Diverse real estate markets showing good signs
Around the region
• Pitkin County saw the biggest year-over-year increase in gross volume — 32.5 percent — in the fourth quarter of 2015.
• Grand County total transactions increased 38.46 percent from the fourth quarter of 2014.
• The most 2015 transactions — 2,537 — were in Summit County.
• Garfield County had the largest percentage — 85.3 percent — of sales to local residents.
Source: Land Title Guarantee Company
EAGLE COUNTY — A Colorado title company tracks real estate activity across seven mountain resort counties, but those counties may be more different than alike.
Land Title Guarantee Co. tracks activity across the seven-county area of Eagle, Pitkin, Summit, Grand, Garfield, Routt and San Miguel counties. Those counties all have ski areas. That’s not where the similarities end, but all are markedly different markets.
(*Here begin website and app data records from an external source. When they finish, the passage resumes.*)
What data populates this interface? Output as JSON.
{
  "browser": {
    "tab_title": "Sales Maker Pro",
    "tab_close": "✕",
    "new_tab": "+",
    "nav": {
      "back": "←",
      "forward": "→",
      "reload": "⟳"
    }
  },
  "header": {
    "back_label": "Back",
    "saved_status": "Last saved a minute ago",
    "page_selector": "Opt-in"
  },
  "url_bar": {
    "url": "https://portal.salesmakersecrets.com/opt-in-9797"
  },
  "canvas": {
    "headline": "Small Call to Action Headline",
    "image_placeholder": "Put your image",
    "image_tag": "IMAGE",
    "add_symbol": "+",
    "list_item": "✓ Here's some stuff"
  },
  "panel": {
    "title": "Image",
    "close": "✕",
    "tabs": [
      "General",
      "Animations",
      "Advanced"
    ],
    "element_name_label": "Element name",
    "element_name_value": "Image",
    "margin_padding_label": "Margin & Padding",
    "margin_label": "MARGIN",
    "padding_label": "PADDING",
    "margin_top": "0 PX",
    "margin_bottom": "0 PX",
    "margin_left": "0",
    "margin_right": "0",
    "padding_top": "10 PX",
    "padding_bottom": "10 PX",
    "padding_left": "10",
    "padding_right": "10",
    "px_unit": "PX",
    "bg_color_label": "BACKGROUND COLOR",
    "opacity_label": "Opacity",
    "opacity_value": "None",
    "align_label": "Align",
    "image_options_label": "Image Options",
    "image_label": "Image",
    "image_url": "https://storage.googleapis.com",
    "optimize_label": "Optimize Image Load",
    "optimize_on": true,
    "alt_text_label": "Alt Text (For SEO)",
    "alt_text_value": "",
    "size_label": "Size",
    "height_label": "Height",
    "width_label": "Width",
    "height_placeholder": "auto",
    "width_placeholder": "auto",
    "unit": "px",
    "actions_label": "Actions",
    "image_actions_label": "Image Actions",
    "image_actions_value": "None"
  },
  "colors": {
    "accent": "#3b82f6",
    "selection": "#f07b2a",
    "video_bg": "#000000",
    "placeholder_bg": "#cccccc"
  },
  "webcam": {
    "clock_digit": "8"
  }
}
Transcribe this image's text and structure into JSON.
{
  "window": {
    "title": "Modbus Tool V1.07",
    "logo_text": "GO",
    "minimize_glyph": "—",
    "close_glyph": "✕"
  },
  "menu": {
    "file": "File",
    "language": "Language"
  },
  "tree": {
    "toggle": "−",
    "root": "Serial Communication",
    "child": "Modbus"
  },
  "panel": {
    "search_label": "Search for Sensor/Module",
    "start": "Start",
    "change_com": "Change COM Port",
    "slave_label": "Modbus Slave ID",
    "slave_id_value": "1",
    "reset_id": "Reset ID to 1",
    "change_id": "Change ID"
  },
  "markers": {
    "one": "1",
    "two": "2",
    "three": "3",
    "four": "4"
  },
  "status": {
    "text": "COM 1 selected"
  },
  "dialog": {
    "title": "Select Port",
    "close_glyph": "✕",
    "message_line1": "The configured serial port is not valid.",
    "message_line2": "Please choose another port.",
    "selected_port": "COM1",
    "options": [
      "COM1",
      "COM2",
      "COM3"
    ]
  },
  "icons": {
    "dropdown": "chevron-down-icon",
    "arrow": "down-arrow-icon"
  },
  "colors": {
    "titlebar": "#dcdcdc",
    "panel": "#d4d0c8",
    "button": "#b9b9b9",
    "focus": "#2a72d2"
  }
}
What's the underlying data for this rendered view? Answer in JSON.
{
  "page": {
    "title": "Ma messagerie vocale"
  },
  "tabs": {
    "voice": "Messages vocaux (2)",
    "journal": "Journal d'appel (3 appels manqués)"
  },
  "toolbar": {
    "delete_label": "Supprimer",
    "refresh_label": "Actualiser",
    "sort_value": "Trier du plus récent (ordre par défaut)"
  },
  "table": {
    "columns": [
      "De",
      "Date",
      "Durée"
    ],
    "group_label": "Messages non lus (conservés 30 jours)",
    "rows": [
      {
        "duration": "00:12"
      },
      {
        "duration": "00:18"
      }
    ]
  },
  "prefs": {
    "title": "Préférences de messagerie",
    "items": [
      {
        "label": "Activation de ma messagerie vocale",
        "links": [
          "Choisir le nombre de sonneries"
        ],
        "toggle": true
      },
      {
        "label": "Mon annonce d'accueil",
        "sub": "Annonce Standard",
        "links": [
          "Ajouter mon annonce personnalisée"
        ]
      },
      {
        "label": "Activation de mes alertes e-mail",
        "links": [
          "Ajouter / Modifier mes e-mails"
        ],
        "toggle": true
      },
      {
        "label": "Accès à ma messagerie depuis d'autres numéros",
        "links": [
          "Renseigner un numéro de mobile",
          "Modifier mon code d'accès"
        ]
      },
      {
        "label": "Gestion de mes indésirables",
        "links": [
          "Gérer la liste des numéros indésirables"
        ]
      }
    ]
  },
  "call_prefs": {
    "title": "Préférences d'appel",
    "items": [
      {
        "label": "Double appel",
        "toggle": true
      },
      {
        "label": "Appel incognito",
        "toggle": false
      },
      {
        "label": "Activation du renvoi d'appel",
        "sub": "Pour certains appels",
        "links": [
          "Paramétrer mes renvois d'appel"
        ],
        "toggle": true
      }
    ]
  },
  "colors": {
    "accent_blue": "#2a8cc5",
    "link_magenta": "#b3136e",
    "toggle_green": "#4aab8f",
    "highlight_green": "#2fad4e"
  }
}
For instance, Summit County has plenty of skiing and summer recreation. It’s also a relatively short drive on Interstate 70 from the Denver area. Grand County is about the same driving distance from the Denver area, but requires a trip on a two-lane highway. Routt County has much more agricultural and mining activity than other counties in the group, and San Miguel County — home of Telluride — is a long way from just about anywhere.
“Most resorts aren’t really in competition,” said Jim Flaum, Slifer Smith & Frampton real estate managing broker. “When people decide to buy, they’ve already been coming to a place for a long time. They aren’t going to say, ‘We’ve seen Vail, now let’s look at Aspen.’”
With that in mind, the Land Title look at the region provides some food for thought.
As you might expect, Pitkin County led the region in the value of all real estate transactions in 2015 — just more than $2 billion. Eagle County’s sales volume was just under $2 billion, so that might seem like a good comparison until you factor in the number of transactions.
More money, fewer sales
In Pitkin County, that $2 billion in volume came on 790 sales. Eagle County’s volume numbers came on more than 2,000 transactions.
Summit County, meanwhile, came a distant third in the set for sales volume — about $1.3 billion — but had more than 2,500 sales.
Average prices don’t always tell an accurate story — median prices are a more accurate measure of prices. Even with that more accurate measure — median price is the point at which half of all transactions were for more, and half were for less — Pitkin County’s median price of $1.36 million is by far the highest in the seven-county group.
One source of good news over the past few years has been the decline in bank sales — sales of property that’s usually been through foreclosure. In 2010, bank sales accounted for nearly 20 percent of all sales in Eagle County. That number in 2015 dropped to 1.9 percent of all sales.
Even in areas with relatively high foreclosure rates — Garfield, Grand and Pitkin counties — the rate of transactions tops out at 5.3 percent in Garfield County.
The flip side of the drop in foreclosures is the climb in transactions. Every county in the Land Title report saw more real estate transactions in 2015 than the year before.
The biggest jump — nearly 25 percent — came in Summit County.
Slifer Smith & Frampton has four offices in Summit County, and Flaum said his company’s transaction numbers increased more than the county as a whole. But, he said, the increase isn’t particularly surprising.
“What’s happening on the Front Range and in Denver is there’s so much more wealth being created there,” Flaum said, adding that Summit County’s proximity to that market is spurring the growth in second homes there. With demand will almost certainly come increases in price, Flaum said.
Construction Is gaining ground
New construction is starting to have a bigger impact on the market as well. In the seven-county region, only two — Garfield and Grand — failed to post double-digit increases in the percentage of sales volume due to new construction. The biggest increase in percentage came in San Miguel County. But Summit County posted both a solid percentage increase and the most actual new units sold — 160. Eagle County was second in that category, with 152 new units sold in 2015.
Flaum said all those numbers from those diverse markets point to one fact: “Resorts in Colorado mirror each other,” he said. “They all have the same clientele.”
Still, people tend to look for bargains.
Ski industry veteran Jerry Jones has long owned a development parcel in Grand County. He said increases there may be due to that county’s lower average and median prices.
Flaum said the same may be true in Routt County, where sale prices are starting to rise again.
“They had a long way to come back up over there,” Flaum said.
While Eagle and Pitkin counties have different customers, Flaum said the increases seen in the Aspen-area market could be a harbinger of things to come in this valley.
“Our increases have always lagged Aspen by a year or two,” he said. The increases there are, eventually, good news for the Vail Valley market.
Vail Daily Business Editor Scott Miller can be reached at 970-748-2930, firstname.lastname@example.org or @scottnmiller.